  23. J. Zhou, D. Zhang, G. Hu et al., “Upregulated expression of CD30 protein in sclerosing angiomatoid nodular transformation (SANT): studies of additional 4 cases and analyses of 6 cases previously published cases,” International Journal of Clinical and Experimental Pathology, vol. 8, no. 6, pp. 6064–6069, 2015. View at Google Scholar
  24. A. Giorlandino, R. Caltabiano, and S. Lanzafame, “A case of sclerosing angiomatoid nodular transformation of the spleen,” Pathologica, vol. 105, no. 3, pp. 94–97, 2013. View at Google Scholar
  25. N. Singh and J. S. Chauhan, “Sclerosing angiomatoid nodular transformation of the spleen: a case report,” International Journal of All Research Education and Scientific Methods (IJARESM), vol. 8, no. 3, pp. 4–7, 2015. View at Google Scholar
  26. K.-H. Kim, S. Lee, S. H. Youn et al., “Laparoscopic splenectomy for sclerosing angiomatoid nodular transformation of the spleen,” Journal of the Korean Surgical Society, vol. 80, Supplement 1, pp. S59–S62, 2011. View at Publisher · View at Google Scholar · View at Scopus
  27. T.-B. Wang, B.-G. Hu, D.-W. Liu, Z.-H. Gao, H.-P. Shi, and W.-G. Dong, “Sclerosing angiomatoid nodular transformation of the spleen: a case report and literature review,” Oncology Letters, vol. 12, no. 2, pp. 928–932, 2016. View at Publisher · View at Google Scholar · View at Scopus
  28. E. Aracil León, C. Olona Casas, M. R. Taco Sánchez, and A. Raventós Estellé, “Transformación nodular angiomatoide esclerosante (SANT) del bazo.
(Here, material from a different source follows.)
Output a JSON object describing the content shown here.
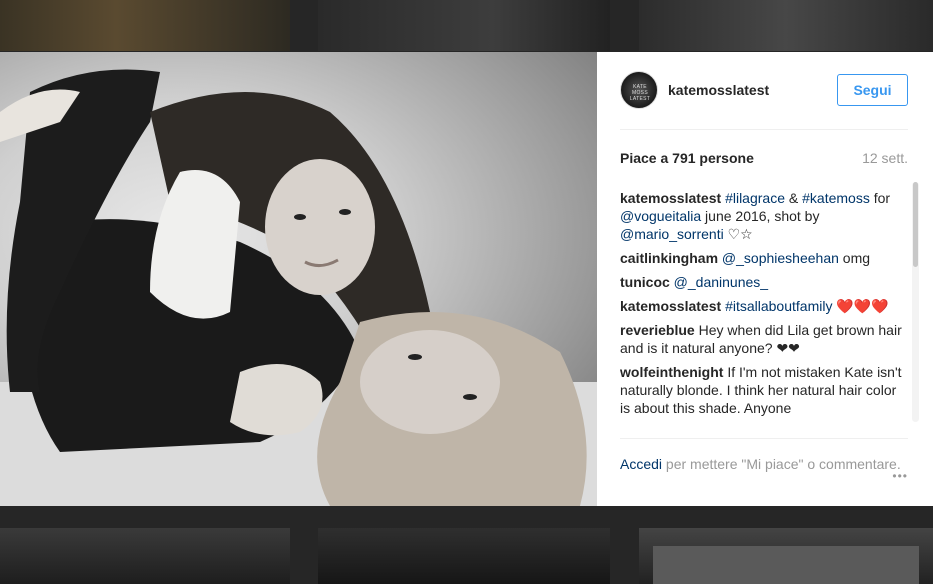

Presentación de un caso y revisión de la literatura,” Revista Española de Patología, vol. 49, no. 1, pp. 45–49, 2016. View at Publisher · View at Google Scholar · View at Scopus
  29. P. J. Martínez Martínez, R. Solbes Vila, C. J. Bosquet Úbeda, and J. M. Roig Álvaro, “Sclerosing angiomatoid nodular transformation of the spleen. A case report,” Revista Española de Enfermedades Digestivas, vol. 109, no. 3, pp. 214-215, 2017. View at Google Scholar
  30. Y. Imamura, R. Nakajima, K. Hatta et al., “Sclerosing angiomatoid nodular transformation (SANT) of the spleen: a case report with FDG-PET findings and literature review,” Acta Radiologica Open, vol. 5, no. 8, 2016. View at Publisher · View at Google Scholar